Track code and actor activity coverage
Standard code coverage tools record the percentage of code lines that are actually executed by test
cases. Coyote additionally defines the higher-level metric Actor Activity Coverage that reports
state transitions and the percentage of possible events that are actually executed during a run of
Coyote coverage options
coyote /? displays a summary of command-line options. Here is the section describing
options to report activity coverage:
Coverage options: ----------------------------------- -c, --coverage string : Generate coverage reports if supported for the programming model used by the test.
Detailed descriptions are provided in subsequent sections. The following provides a quick overview.
--coverageis specified, Coyote will collect the history of all events and state transitions for reporting the coverage of the actors and state machines being tested.
- Coverage is not currently available for programming models other than actors.
Output file locations
By default, at the end of testing the report files are written to a directory named
Output/[assemblyToTest]/CoyoteOutput in the directory specified by the
path argument. If
--outdir outputDirectory is specified, then the files are written to the directory
Details of the report files that are created for the separate coverage types are provided in subsequent sections.
Actor activity coverage
Actor activity coverage includes event coverage, which is defined in the following section, as well as a summary of states that were entered and exited and which state transitions occurred.
Definition of event coverage
(M, S, E) is said to be defined if state S of machine M is prepared to receive an event
of type E, i.e., it has an action defined for the event.
(M, S, E) is said to be covered by a test run if state S of machine M actually dequeues
an event of type E during an execution.
Event coverage is the number of tuples covered divided by the number of tuples defined in the program. The higher this metric, the better testing exercised all these combinations in the program. As with other coverage metrics, obtaining 100% coverage may be unrealistic as it depends on the particular test harness being used.
Activity coverage output files
If the option
--coverage activity, or
--coverage activity-debug is passed to
coyote, the following files will be written to the output directory (for
path equal to
PingPong.coverage.txt.

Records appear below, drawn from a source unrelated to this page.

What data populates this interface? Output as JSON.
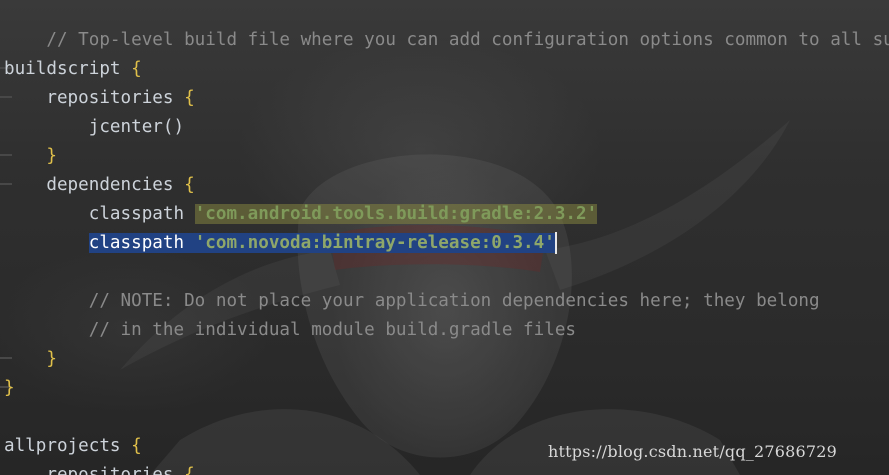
{
  "editor": {
    "lines": {
      "l1": {
        "comment": "// Top-level build file where you can add configuration options common to all sub"
      },
      "l2": {
        "keyword": "buildscript",
        "brace": "{"
      },
      "l3": {
        "keyword": "repositories",
        "brace": "{"
      },
      "l4": {
        "call": "jcenter()"
      },
      "l5": {
        "brace": "}"
      },
      "l6": {
        "keyword": "dependencies",
        "brace": "{"
      },
      "l7": {
        "keyword": "classpath",
        "string": "'com.android.tools.build:gradle:2.3.2'"
      },
      "l8": {
        "keyword": "classpath",
        "string": "'com.novoda:bintray-release:0.3.4'"
      },
      "l9": {
        "comment": "// NOTE: Do not place your application dependencies here; they belong"
      },
      "l10": {
        "comment": "// in the individual module build.gradle files"
      },
      "l11": {
        "brace": "}"
      },
      "l12": {
        "brace": "}"
      },
      "l13": {
        "keyword": "allprojects",
        "brace": "{"
      },
      "l14": {
        "keyword": "repositories",
        "brace": "{"
      }
    }
  },
  "watermark": "https://blog.csdn.net/qq_27686729",
  "colors": {
    "background": "#2b2b2b",
    "comment": "#8a8a8a",
    "brace": "#e0c04a",
    "string": "#7f9a5a",
    "selection": "#214283",
    "usage_highlight": "#6c6c3a"
  },
  "icons": [
    "background-figure-art"
  ]
}
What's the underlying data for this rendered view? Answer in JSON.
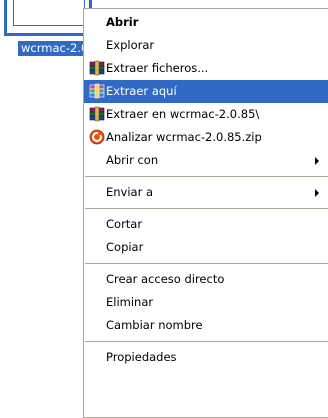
{
  "file": {
    "label": "wcrmac-2.0.85.zip"
  },
  "menu": {
    "open": "Abrir",
    "explore": "Explorar",
    "extract_files": "Extraer ficheros...",
    "extract_here": "Extraer aquí",
    "extract_to": "Extraer en wcrmac-2.0.85\\",
    "analyze": "Analizar wcrmac-2.0.85.zip",
    "open_with": "Abrir con",
    "send_to": "Enviar a",
    "cut": "Cortar",
    "copy": "Copiar",
    "create_shortcut": "Crear acceso directo",
    "delete": "Eliminar",
    "rename": "Cambiar nombre",
    "properties": "Propiedades"
  },
  "icons": {
    "extract_files": "winrar-archive-icon",
    "extract_here": "winrar-archive-icon",
    "extract_to": "winrar-archive-icon",
    "analyze": "antivirus-scan-icon"
  },
  "colors": {
    "selection": "#316ac5",
    "menu_border": "#aca899"
  }
}
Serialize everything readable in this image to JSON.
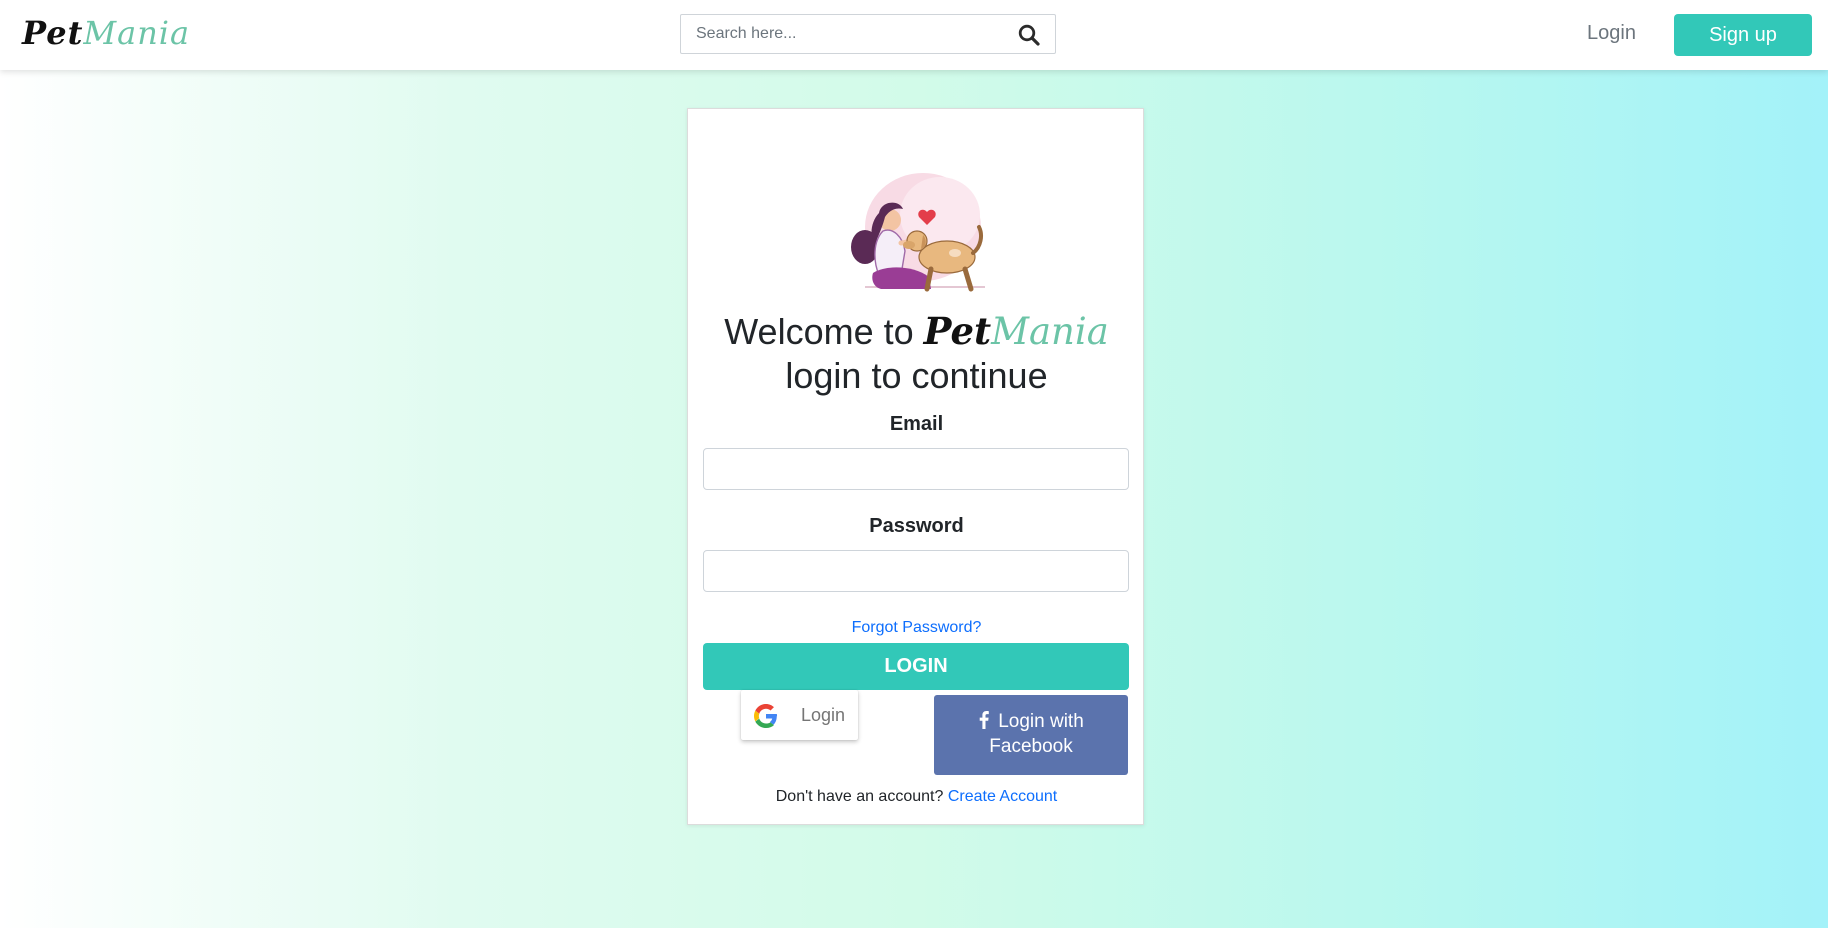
{
  "navbar": {
    "logo_part1": "Pet",
    "logo_part2": "Mania",
    "search_placeholder": "Search here...",
    "login_label": "Login",
    "signup_label": "Sign up"
  },
  "card": {
    "welcome_prefix": "Welcome to",
    "brand_part1": "Pet",
    "brand_part2": "Mania",
    "subtitle": "login to continue",
    "email_label": "Email",
    "email_value": "",
    "password_label": "Password",
    "password_value": "",
    "forgot_label": "Forgot Password?",
    "login_button": "LOGIN",
    "google_login_label": "Login",
    "facebook_login_label": "Login with Facebook",
    "no_account_text": "Don't have an account?",
    "create_account_label": "Create Account"
  },
  "colors": {
    "accent": "#32c8b8",
    "brand_green": "#6cc4a7",
    "link": "#0d6efd",
    "facebook": "#5b73ad"
  },
  "icons": {
    "search": "search-icon",
    "google": "google-icon",
    "facebook": "facebook-icon"
  }
}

This file contains the Event Coverage metric along with a breakdown per
machine and per state. It also summarizes other useful coverage information.
PingPong.dgml. This file contains the Event Coverage visualization as described below.
PingPong.coverage.ser. This is the serialized
CoverageInfo object for the test run. Such
.coverage.ser files from multiple runs can be passed to
create a merged report.
--coverage activity-debug was specified, then there will also be a Debug directory containing
the same files as above for each process, with the filename qualified by a sequential process id,
Note that while
--coverage is a shortcut for specifying both
--coverage code and
activity, you must specify
--coverage activity-debug explicitly.
Activity coverage visualization example
The activity coverage can additionally be displayed in DGML
coyote as described in the
coyote examples section below.
This produces a file in the DGML format as described in the activity coverage output
files section. Open the file using Visual Studio. It captures
machines, states and transitions witnessed during the testing of the program. The file also contains
inter-machine transitions. These transitions are usually auto-hidden when opened in Visual Studio,
but visible when you click on a state.
Coyote test examples
First build the Coyote samples by following the instructions here.
coyote with one of the coverage flags, as well as the other options you want. Here are
some minimal examples:
coyote test ./bin/net7.0/Monitors.exe -i 10 --coverage
This will create the directory
./bin/net7.0/Output/Monitors.exe/CoyoteOutput/, then it
generates coverage files for code coverage which you can load into Visual Studio to see the results.
coyote test ./bin/net7.0/Monitors.exe -i 10 -coverage activity -o "/Coyote_Coverage/Monitors"
This will create the directory
/Coyote_Coverage/Monitors/CoyoteOutput, then it generates only